    • Flexible endoscopic evaluation of swallowing (FEES) for individuals with HNC
      • offers optimal visualization of the tumor, reconstructed anatomy, and effects on swallowing;
      • allows assessment of palatal function in patients with palatal resections and inspection of secretion management; and
      • helps assess secretion management.
    • Videofluoroscopic swallow study (VFSS) for individuals with HNC
      • helps assess oral phase deficits;
      • provides information about pharyngeal phase, including physiological deficits, the presence of aspiration and residue, and the use of compensatory strategies to eliminate aspiration and improve bolus clearance/reduce residue;
      • provides insight into esophageal aspects of swallowing; and
      • is more appropriate in patients who cannot tolerate the endoscope due to type of cancer.

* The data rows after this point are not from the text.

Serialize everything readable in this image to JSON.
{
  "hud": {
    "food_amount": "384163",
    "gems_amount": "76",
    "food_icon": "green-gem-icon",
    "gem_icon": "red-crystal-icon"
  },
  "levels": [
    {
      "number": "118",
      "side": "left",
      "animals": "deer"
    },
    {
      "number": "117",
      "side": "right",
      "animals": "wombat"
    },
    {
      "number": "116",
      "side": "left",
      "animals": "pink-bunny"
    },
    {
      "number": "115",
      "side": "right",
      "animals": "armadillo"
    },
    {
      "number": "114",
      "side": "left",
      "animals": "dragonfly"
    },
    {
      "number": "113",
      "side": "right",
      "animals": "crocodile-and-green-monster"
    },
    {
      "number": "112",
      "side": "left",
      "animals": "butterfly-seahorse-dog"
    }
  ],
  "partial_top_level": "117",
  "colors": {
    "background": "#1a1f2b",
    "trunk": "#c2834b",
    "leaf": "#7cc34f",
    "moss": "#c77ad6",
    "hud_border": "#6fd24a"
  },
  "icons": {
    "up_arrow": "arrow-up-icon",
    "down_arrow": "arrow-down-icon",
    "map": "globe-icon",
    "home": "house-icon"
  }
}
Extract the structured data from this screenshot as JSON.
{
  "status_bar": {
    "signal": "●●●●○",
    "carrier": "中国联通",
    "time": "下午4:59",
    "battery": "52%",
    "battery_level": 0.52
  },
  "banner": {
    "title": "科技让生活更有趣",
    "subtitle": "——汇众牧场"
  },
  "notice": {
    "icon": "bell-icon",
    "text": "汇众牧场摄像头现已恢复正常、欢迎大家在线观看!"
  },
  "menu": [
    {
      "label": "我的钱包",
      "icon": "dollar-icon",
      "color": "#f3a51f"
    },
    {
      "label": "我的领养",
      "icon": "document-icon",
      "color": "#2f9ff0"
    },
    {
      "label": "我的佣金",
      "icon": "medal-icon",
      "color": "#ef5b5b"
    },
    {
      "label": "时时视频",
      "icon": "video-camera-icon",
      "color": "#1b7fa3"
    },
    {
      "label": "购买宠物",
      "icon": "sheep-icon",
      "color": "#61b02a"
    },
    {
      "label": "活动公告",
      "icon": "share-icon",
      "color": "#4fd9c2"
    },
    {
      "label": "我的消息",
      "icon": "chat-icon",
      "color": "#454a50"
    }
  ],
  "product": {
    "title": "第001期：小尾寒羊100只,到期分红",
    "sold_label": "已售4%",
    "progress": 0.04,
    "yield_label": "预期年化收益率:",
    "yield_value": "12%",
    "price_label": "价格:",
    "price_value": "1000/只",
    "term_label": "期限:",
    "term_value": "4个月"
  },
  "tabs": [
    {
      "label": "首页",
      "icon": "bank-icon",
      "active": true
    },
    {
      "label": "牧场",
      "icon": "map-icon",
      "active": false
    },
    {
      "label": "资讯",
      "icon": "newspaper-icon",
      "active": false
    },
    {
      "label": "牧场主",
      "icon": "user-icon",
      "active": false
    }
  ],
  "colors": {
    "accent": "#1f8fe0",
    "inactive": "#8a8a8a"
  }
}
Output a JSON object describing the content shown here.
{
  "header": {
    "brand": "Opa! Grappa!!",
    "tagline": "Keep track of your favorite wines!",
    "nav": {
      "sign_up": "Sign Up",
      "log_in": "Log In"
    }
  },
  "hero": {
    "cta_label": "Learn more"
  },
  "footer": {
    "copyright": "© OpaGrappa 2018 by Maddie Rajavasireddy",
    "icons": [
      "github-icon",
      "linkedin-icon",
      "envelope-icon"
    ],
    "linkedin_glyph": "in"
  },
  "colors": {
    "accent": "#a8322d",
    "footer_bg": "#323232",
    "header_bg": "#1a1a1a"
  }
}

See the assessment section of ASHA's Practice Portal page on Adult Dysphagia for more details.

Cognitive-Communication

  • Evaluate memory, attention, problem-solving, and executive skills in the context of functional communication.

See the assessment section of ASHA's Practice Portal page on Traumatic Brain Injury in Adults and ASHA's resource on evaluating and treating communication and cognitive disorders.

Assessment for AAC

  • Assess readiness/willingness to use AAC systems
  • Evaluate best-suited AAC system

See the assessment section of ASHA's Practice Portal page on AAC for more details on assessment for AAC.

Identification of Contextual Barriers and Facilitators

  • Facilitators—including ability and willingness to use compensatory techniques and strategies, including AAC systems; family support; and motivation to return to prior level of function
  • Barriers—including reduced confidence in verbal communication; cognitive deficits; and visual and motor impairments

Audiologic Assessment

The comprehensive audiologic assessment typically includes the following components:

  • Case history
  • Otoscopic examination
  • Acoustic immittance testing
  • Pure-tone audiometry—includes ultra-high frequencies (i.e., above 8000 Hz) where changes in hearing typically first occur
  • Bone-conduction measures
  • Speech audiometry
  • Word recognition

Vestibular testing may also be indicated.

For details, see the Assessment sections of ASHA's Practice Portal pages on Hearing Loss – Beyond Early Childhood, Balance System Disorders, and Tinnitus and Hyperacusis

Content Disclaimer: The Practice Portal, ASHA policy documents, and guidelines contain information for use in all settings; however, members must consider all applicable local, state and federal requirements when applying the information in their specific work setting.